Thrifty [Barazzutti:2012:TPE:2335484.2335509] uses a pre-filtering stage and containment graphs (inspired by Bloom filters [bloom1970space]) to implement encrypted matching operators. This system relies on ASPE [choi2010privacy], a cryptographic technique used to implement efficient subscription matching. PubSub-SGX does not require the implementation of complex cryptographic primitives, given that confidential data is only managed within the hardware boundaries of the enclaves.

Vi-B Systems Leveraging TEEs

Trusted execution environments have gained a lot of traction in the last years. Several systems and applications have been developed to leverage their additional security guarantees.

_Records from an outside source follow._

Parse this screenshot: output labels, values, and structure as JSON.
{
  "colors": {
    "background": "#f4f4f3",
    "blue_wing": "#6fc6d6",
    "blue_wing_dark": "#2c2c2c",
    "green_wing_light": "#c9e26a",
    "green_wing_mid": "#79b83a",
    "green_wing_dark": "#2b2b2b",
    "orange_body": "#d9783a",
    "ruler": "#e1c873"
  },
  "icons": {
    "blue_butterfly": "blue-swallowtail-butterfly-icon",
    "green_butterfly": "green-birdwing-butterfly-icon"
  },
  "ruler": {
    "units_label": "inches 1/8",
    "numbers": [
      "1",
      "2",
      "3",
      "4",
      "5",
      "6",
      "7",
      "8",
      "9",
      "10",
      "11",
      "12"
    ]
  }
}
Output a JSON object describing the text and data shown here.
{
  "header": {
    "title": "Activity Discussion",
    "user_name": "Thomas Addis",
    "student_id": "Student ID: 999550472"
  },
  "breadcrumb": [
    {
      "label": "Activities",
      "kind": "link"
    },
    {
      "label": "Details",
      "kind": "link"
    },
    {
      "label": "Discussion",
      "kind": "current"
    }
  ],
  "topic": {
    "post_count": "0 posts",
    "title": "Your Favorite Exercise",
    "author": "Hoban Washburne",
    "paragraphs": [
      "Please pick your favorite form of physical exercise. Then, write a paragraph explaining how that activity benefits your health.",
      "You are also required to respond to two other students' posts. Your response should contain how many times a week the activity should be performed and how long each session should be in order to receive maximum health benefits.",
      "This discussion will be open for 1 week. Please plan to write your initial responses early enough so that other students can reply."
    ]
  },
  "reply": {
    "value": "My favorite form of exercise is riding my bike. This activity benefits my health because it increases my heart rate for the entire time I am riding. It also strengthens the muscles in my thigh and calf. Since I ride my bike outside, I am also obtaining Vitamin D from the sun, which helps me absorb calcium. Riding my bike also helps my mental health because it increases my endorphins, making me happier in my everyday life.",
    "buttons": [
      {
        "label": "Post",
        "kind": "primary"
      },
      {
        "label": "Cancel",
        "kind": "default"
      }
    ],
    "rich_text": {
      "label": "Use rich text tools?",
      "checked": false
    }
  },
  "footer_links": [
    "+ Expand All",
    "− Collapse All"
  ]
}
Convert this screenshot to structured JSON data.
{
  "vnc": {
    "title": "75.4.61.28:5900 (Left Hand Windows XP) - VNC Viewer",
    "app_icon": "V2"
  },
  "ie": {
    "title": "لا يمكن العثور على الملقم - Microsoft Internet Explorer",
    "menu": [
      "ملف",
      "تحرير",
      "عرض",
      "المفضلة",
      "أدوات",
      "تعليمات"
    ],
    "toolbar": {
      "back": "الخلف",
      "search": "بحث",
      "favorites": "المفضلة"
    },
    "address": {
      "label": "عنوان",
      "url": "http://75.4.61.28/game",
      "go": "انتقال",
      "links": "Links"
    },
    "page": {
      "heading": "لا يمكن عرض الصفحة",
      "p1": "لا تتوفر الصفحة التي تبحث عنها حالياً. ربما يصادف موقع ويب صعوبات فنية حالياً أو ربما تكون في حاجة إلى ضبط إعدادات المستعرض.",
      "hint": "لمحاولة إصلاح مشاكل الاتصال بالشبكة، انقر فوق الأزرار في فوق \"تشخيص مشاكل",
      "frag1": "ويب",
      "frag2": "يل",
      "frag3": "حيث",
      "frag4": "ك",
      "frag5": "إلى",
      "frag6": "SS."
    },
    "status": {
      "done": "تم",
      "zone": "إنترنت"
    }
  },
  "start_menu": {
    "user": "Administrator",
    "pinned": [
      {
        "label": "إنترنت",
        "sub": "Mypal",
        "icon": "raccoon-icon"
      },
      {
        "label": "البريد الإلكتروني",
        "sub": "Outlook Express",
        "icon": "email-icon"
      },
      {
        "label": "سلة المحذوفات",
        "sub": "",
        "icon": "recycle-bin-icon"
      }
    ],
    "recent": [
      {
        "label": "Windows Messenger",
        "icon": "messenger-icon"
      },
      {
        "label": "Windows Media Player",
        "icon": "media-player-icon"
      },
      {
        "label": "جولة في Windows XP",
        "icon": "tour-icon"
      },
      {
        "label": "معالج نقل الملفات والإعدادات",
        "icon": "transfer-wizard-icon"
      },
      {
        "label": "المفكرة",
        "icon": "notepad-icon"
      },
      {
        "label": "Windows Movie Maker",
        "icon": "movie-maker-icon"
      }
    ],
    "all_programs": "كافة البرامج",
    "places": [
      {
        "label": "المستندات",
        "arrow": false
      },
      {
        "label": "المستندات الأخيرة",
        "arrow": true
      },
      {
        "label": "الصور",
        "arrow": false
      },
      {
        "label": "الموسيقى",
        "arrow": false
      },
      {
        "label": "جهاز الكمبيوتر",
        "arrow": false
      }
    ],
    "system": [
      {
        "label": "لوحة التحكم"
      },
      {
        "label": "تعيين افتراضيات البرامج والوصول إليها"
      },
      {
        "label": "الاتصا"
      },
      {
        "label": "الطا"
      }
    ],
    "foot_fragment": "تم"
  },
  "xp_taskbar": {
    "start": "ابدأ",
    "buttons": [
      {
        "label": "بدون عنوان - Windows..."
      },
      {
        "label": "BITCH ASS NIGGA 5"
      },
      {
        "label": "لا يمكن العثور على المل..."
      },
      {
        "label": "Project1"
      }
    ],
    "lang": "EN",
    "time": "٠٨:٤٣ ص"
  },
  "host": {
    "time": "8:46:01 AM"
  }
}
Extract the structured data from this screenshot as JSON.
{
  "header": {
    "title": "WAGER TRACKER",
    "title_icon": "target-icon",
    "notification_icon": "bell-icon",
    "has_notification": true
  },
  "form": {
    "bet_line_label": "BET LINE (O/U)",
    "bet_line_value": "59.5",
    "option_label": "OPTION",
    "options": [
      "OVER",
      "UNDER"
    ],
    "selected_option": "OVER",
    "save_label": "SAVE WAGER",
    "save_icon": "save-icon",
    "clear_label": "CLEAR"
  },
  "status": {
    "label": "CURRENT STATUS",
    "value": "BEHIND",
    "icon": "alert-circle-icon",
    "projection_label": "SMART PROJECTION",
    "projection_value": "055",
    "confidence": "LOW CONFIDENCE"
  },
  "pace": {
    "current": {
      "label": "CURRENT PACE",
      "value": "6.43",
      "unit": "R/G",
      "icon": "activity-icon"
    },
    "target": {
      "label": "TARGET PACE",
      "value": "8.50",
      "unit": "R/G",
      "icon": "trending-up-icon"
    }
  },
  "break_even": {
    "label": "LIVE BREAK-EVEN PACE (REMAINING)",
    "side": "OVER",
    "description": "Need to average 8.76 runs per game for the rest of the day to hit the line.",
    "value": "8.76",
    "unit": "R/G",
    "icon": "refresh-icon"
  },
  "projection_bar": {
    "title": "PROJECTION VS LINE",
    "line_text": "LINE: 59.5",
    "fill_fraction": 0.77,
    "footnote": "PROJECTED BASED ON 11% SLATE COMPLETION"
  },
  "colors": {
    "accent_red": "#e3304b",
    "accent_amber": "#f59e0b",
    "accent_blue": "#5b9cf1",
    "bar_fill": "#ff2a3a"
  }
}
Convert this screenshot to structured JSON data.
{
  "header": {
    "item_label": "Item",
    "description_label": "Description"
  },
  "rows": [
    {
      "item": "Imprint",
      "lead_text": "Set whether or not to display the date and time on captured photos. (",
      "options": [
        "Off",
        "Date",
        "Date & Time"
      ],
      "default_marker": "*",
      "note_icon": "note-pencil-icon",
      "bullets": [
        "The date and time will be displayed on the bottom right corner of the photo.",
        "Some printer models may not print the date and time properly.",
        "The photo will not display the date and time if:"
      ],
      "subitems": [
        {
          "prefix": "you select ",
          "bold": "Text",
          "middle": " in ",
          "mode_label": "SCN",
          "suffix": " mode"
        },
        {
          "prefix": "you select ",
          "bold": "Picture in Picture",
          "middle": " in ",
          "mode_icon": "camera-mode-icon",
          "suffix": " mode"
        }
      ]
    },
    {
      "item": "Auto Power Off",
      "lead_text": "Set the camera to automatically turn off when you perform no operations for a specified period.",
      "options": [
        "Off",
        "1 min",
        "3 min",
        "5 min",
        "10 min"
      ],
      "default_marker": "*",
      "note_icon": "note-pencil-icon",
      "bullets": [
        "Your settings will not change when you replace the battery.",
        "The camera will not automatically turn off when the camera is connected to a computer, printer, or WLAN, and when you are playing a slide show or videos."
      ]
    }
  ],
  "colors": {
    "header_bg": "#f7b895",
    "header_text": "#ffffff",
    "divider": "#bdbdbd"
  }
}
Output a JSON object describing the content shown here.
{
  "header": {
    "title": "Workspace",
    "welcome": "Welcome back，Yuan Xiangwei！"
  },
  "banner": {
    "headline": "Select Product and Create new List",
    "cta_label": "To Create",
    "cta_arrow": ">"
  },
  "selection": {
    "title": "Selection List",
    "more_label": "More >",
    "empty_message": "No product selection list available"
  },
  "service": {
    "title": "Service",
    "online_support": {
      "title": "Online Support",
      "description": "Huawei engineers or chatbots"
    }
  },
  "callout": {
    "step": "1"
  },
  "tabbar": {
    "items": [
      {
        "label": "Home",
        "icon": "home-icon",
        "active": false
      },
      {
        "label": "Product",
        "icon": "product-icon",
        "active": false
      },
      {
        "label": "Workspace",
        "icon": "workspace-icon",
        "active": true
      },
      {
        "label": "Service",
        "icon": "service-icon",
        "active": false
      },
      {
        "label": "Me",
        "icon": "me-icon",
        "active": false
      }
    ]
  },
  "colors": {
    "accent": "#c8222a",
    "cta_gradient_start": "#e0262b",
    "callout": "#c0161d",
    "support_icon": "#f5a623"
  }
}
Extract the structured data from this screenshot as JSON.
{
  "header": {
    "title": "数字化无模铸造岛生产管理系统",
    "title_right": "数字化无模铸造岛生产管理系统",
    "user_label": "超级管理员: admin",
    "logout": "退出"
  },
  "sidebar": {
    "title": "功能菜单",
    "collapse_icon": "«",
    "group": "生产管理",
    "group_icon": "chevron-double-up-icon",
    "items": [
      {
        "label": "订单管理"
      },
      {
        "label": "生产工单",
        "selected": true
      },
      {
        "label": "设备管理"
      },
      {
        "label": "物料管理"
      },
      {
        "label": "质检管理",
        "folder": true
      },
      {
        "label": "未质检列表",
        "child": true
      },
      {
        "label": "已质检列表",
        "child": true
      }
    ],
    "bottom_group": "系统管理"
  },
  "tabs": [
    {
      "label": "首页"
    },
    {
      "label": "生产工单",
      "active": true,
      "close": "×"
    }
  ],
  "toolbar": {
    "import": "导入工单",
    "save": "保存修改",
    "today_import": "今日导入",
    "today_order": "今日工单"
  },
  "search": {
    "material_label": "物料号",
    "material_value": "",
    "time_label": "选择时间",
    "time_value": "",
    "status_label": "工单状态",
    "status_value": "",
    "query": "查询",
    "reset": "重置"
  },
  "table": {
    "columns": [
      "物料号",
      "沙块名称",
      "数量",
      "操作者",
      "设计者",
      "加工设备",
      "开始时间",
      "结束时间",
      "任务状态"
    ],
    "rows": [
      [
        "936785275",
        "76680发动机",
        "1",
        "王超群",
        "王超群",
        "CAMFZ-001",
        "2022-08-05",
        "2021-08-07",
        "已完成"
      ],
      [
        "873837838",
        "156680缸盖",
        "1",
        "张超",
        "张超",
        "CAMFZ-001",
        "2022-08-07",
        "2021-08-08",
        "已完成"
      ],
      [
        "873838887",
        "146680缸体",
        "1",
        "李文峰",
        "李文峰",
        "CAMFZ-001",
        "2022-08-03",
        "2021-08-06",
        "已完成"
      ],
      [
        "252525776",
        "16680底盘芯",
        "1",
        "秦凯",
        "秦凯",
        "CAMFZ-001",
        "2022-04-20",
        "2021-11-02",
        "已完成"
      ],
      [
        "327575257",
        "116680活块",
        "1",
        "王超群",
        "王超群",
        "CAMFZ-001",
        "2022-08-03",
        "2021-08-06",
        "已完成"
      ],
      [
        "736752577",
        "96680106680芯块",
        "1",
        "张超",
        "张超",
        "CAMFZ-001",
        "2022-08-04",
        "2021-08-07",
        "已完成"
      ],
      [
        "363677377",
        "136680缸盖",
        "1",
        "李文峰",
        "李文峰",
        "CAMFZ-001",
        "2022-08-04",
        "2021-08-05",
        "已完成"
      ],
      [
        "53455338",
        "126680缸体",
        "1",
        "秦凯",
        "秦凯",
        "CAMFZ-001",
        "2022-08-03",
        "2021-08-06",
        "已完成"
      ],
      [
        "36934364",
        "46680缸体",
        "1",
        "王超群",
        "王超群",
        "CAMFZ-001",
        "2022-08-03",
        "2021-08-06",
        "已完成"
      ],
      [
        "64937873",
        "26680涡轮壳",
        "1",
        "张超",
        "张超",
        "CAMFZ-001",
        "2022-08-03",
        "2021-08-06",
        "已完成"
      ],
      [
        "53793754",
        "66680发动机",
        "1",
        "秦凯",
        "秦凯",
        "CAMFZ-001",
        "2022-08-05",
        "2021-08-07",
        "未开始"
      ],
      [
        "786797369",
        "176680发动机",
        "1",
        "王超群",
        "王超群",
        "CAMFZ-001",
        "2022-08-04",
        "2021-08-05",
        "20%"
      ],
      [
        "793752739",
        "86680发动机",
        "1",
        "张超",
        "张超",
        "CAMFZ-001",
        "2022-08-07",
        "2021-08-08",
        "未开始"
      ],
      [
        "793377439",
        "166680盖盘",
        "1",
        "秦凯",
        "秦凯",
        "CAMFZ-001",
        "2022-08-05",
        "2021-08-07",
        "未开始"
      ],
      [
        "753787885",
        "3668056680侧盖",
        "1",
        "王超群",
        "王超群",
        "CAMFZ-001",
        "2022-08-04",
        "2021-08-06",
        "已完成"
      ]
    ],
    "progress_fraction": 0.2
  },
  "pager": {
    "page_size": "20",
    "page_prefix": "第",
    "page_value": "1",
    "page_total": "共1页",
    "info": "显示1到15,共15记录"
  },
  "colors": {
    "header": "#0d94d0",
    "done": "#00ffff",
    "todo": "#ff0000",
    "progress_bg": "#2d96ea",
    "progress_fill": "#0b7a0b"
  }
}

TEEs are lately being used to accelerate blockchain-like transaction throughputs [lind2016teechan], improving the security of systems offering anonymity while browsing [kim2017enhancing], web searches [Mokhtar:2017:XRP:3135974.3135987] and more.

SecureKeeper [brenner2016securekeeper] implements a privacy-preserving coordination service, preserving the confidentiality of the managed data by exploiting the SGX hardware enclaves. Similar to PubSub-SGX, this system does not require the clients to know the keys used by the enclaves to encrypt data toward the data store.

SecureStream [Havet:2017:SRM:3093742.3093927] exploits Intel SGX to deploy and run data processing pipelines over untrusted clouds. It uses Lua VM [lua] and ZeroMQ [zmq] channels to establish secure communications between the stages of the pipeline. PubSub-SGX uses Python and secure web-sockets on top of TLS between the matchers, the subscribers and publishers.

Finally, Sampaio et al. built on top of SCBR and consider that publications maybe be restricted to a set of subscribers [sampaio2017secure]. Nevertheless, the approach involves a third-party entity that filters individual subscriptions according to limitations from the publishers. Filtering the subscriptions on the publisher side may not be applicable to all cases and may limit scalability.

Vii Conclusion

The publish/subscribe model presents a compelling paradigm for highly scalable communication systems. This paper introduces the design and evaluation of PubSub-SGX, a privacy-preserving content-based publish/subscribe system that exploits Intel SGX enclaves. We implemented a full prototype in Go and Python, also by extending the SCONE container runtime with full support to PyPy. The experimental evaluation uses a trace generator inspired by a real-world use-case in the domain of logistics. The results shows that our system scales well with the number of subscribers and publishers. Furthermore, our system outperforms CPython’s native execution when using shielding in conjunction with PyPy. Similarly, its CPU overhead is modest if compared against an insecure version. In future, we plan to add support for fault tolerance and elasticity such that the system can dynamically adapt to fluctuating workloads.

Acknowledgement

The research leading to these results has received funding from the European Community’s Framework Program Horizon 2020 under grant agreement number 690588 (SELIS), 692178 (EBSIS), 690111 (SecureCloud).

References